NASA is developing an artificially intelligent system that could navigate the Moon.
The project could help humans navigate in space and on other planets, and it would also advance artificial intelligence programs that scientists hope will one day become self-aware.
The Artemis initiative aims to attract astronauts from around the world and send them on a path called “Moon Homestay;” where people would live on the moon and explore its vast resources, while NASA monitors their movements. Part of the program is to develop an automated system that uses AI to navigate astronauts safely across the lunar surface.
NASA is teaching an artificial intelligence how to navigate on the Moon. NASA has been developing and investing in AI for years, but its latest project focuses specifically on mapping and navigation systems for future lunar explorers.

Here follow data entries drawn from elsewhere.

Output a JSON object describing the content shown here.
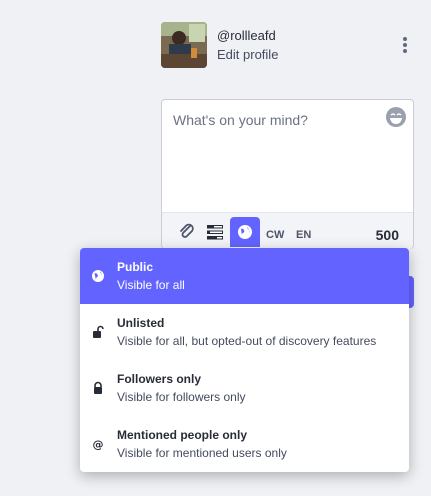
{
  "profile": {
    "handle": "@rollleafd",
    "edit_label": "Edit profile",
    "avatar_icon": "profile-photo",
    "menu_icon": "more-vertical-icon"
  },
  "composer": {
    "placeholder": "What's on your mind?",
    "emoji_icon": "emoji-icon",
    "toolbar": {
      "attach_icon": "paperclip-icon",
      "poll_icon": "poll-icon",
      "privacy_icon": "globe-icon",
      "cw_label": "CW",
      "lang_label": "EN",
      "char_count": "500"
    }
  },
  "privacy_menu": {
    "selected": "public",
    "accent_color": "#6364ff",
    "options": [
      {
        "id": "public",
        "icon": "globe-icon",
        "title": "Public",
        "description": "Visible for all"
      },
      {
        "id": "unlisted",
        "icon": "unlock-icon",
        "title": "Unlisted",
        "description": "Visible for all, but opted-out of discovery features"
      },
      {
        "id": "private",
        "icon": "lock-icon",
        "title": "Followers only",
        "description": "Visible for followers only"
      },
      {
        "id": "direct",
        "icon": "at-icon",
        "title": "Mentioned people only",
        "description": "Visible for mentioned users only"
      }
    ]
  }
}
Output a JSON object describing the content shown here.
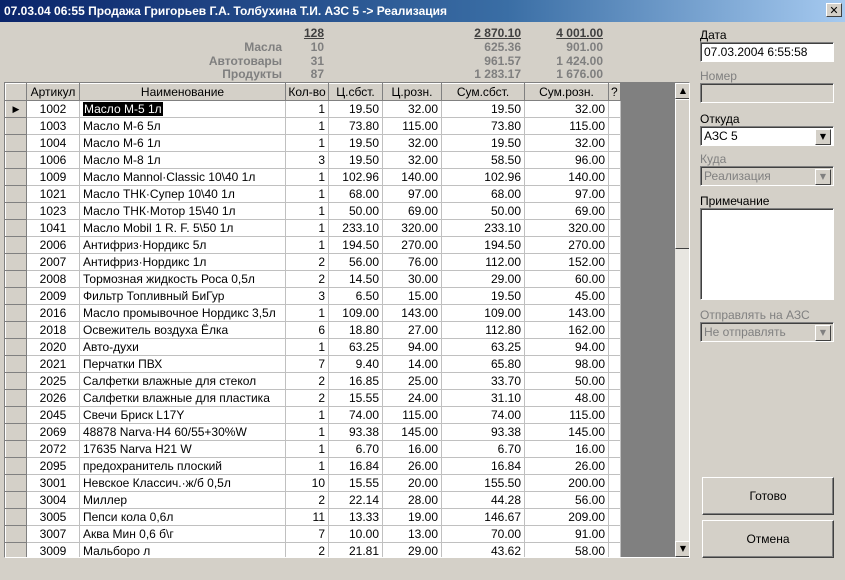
{
  "window": {
    "title": "07.03.04 06:55  Продажа Григорьев Г.А. Толбухина Т.И.    АЗС 5 -> Реализация"
  },
  "summary": {
    "total_qty": "128",
    "total_cost": "2 870.10",
    "total_retail": "4 001.00",
    "rows": [
      {
        "label": "Масла",
        "qty": "10",
        "cost": "625.36",
        "retail": "901.00"
      },
      {
        "label": "Автотовары",
        "qty": "31",
        "cost": "961.57",
        "retail": "1 424.00"
      },
      {
        "label": "Продукты",
        "qty": "87",
        "cost": "1 283.17",
        "retail": "1 676.00"
      }
    ]
  },
  "grid": {
    "columns": [
      "Артикул",
      "Наименование",
      "Кол-во",
      "Ц.сбст.",
      "Ц.розн.",
      "Сум.сбст.",
      "Сум.розн.",
      "?"
    ],
    "current_row_marker": "▶",
    "rows": [
      [
        "1002",
        "Масло  М-5  1л",
        "1",
        "19.50",
        "32.00",
        "19.50",
        "32.00"
      ],
      [
        "1003",
        "Масло  М-6  5л",
        "1",
        "73.80",
        "115.00",
        "73.80",
        "115.00"
      ],
      [
        "1004",
        "Масло  М-6  1л",
        "1",
        "19.50",
        "32.00",
        "19.50",
        "32.00"
      ],
      [
        "1006",
        "Масло  М-8  1л",
        "3",
        "19.50",
        "32.00",
        "58.50",
        "96.00"
      ],
      [
        "1009",
        "Масло Mannol·Classic 10\\40 1л",
        "1",
        "102.96",
        "140.00",
        "102.96",
        "140.00"
      ],
      [
        "1021",
        "Масло ТНК·Супер 10\\40 1л",
        "1",
        "68.00",
        "97.00",
        "68.00",
        "97.00"
      ],
      [
        "1023",
        "Масло ТНК·Мотор 15\\40 1л",
        "1",
        "50.00",
        "69.00",
        "50.00",
        "69.00"
      ],
      [
        "1041",
        "Масло Mobil 1 R. F. 5\\50 1л",
        "1",
        "233.10",
        "320.00",
        "233.10",
        "320.00"
      ],
      [
        "2006",
        "Антифриз·Нордикс  5л",
        "1",
        "194.50",
        "270.00",
        "194.50",
        "270.00"
      ],
      [
        "2007",
        "Антифриз·Нордикс  1л",
        "2",
        "56.00",
        "76.00",
        "112.00",
        "152.00"
      ],
      [
        "2008",
        "Тормозная жидкость Роса  0,5л",
        "2",
        "14.50",
        "30.00",
        "29.00",
        "60.00"
      ],
      [
        "2009",
        "Фильтр Топливный  БиГур",
        "3",
        "6.50",
        "15.00",
        "19.50",
        "45.00"
      ],
      [
        "2016",
        "Масло промывочное Нордикс 3,5л",
        "1",
        "109.00",
        "143.00",
        "109.00",
        "143.00"
      ],
      [
        "2018",
        "Освежитель воздуха  Ёлка",
        "6",
        "18.80",
        "27.00",
        "112.80",
        "162.00"
      ],
      [
        "2020",
        "Авто-духи",
        "1",
        "63.25",
        "94.00",
        "63.25",
        "94.00"
      ],
      [
        "2021",
        "Перчатки ПВХ",
        "7",
        "9.40",
        "14.00",
        "65.80",
        "98.00"
      ],
      [
        "2025",
        "Салфетки влажные  для стекол",
        "2",
        "16.85",
        "25.00",
        "33.70",
        "50.00"
      ],
      [
        "2026",
        "Салфетки влажные  для пластика",
        "2",
        "15.55",
        "24.00",
        "31.10",
        "48.00"
      ],
      [
        "2045",
        "Свечи Бриск L17Y",
        "1",
        "74.00",
        "115.00",
        "74.00",
        "115.00"
      ],
      [
        "2069",
        "48878 Narva·H4 60/55+30%W",
        "1",
        "93.38",
        "145.00",
        "93.38",
        "145.00"
      ],
      [
        "2072",
        "17635 Narva H21 W",
        "1",
        "6.70",
        "16.00",
        "6.70",
        "16.00"
      ],
      [
        "2095",
        "предохранитель  плоский",
        "1",
        "16.84",
        "26.00",
        "16.84",
        "26.00"
      ],
      [
        "3001",
        "Невское Классич.·ж/б 0,5л",
        "10",
        "15.55",
        "20.00",
        "155.50",
        "200.00"
      ],
      [
        "3004",
        "Миллер",
        "2",
        "22.14",
        "28.00",
        "44.28",
        "56.00"
      ],
      [
        "3005",
        "Пепси кола 0,6л",
        "11",
        "13.33",
        "19.00",
        "146.67",
        "209.00"
      ],
      [
        "3007",
        "Аква Мин 0,6 б\\г",
        "7",
        "10.00",
        "13.00",
        "70.00",
        "91.00"
      ],
      [
        "3009",
        "Мальборо л",
        "2",
        "21.81",
        "29.00",
        "43.62",
        "58.00"
      ]
    ]
  },
  "form": {
    "date_label": "Дата",
    "date_value": "07.03.2004 6:55:58",
    "number_label": "Номер",
    "number_value": "",
    "from_label": "Откуда",
    "from_value": "АЗС 5",
    "to_label": "Куда",
    "to_value": "Реализация",
    "note_label": "Примечание",
    "note_value": "",
    "send_label": "Отправлять на АЗС",
    "send_value": "Не отправлять"
  },
  "buttons": {
    "done": "Готово",
    "cancel": "Отмена"
  },
  "icons": {
    "close": "close-icon",
    "dropdown": "chevron-down-icon",
    "row_pointer": "row-pointer-icon"
  }
}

NASA is teaching an artificially intelligent system to navigate its way around the Moon using features across its surface such as ridges, craters and boulders. An engineer at NASA’s Ames Research Center in California downloaded data from an instrument named LOLA (Lunar Orbiter Laser Altimeter), which “measures slopes, lunar surface roughness, and generates high resolution topographic maps of the Moon,” according to the space agency.
The NASA engineer is teaching an artificially intelligent system to navigate its way around the Moon using features across the lunar surface such as ridges, craters, and boulders. In order to make this task successful, Yew used data from NASA’s Lunar Reconnaissance Orbiter, which has been orbiting the Moon since 2009. The orbiter is equipped with an instrument called LOLA, or Lunar Orbiter Laser Altimeter, which “measures slopes, lunar surface roughness, and generates high resolution topographic maps of the Moon.”
NASA is working with AI researchers to train computers to map the lunar surface. Using the data collected by LOLA, Yew is training the AI on how to “recreate features on the lunar horizon as they would appear to an explorer on the lunar surface,” NASA wrote in a statement. The digital panoramas created by the machine would then be used to match the features identified in images captured by astronauts or rovers, thereby identifying certain locations on the Moon.
NASA is testing out different ways to provide astronauts with navigation on the Moon. Earlier this year, the space agency experimented with a lunar backpack that would provide astronauts with a high-resolution 3D map of their surrounding area. The goal was to give them a more realistic and accurate view of where they were going or coming from.
These are the kinds of navigational challenges faced by NASA scientists, who want their future astronauts to be smart enough to navigate efficiently on the moon. The agency has been working with the Aerospace Corporation to develop a next-generation system called LunaNet. In addition to autonomous flight, the system would also contain Internet connectivity for communication between astronauts and ground stations.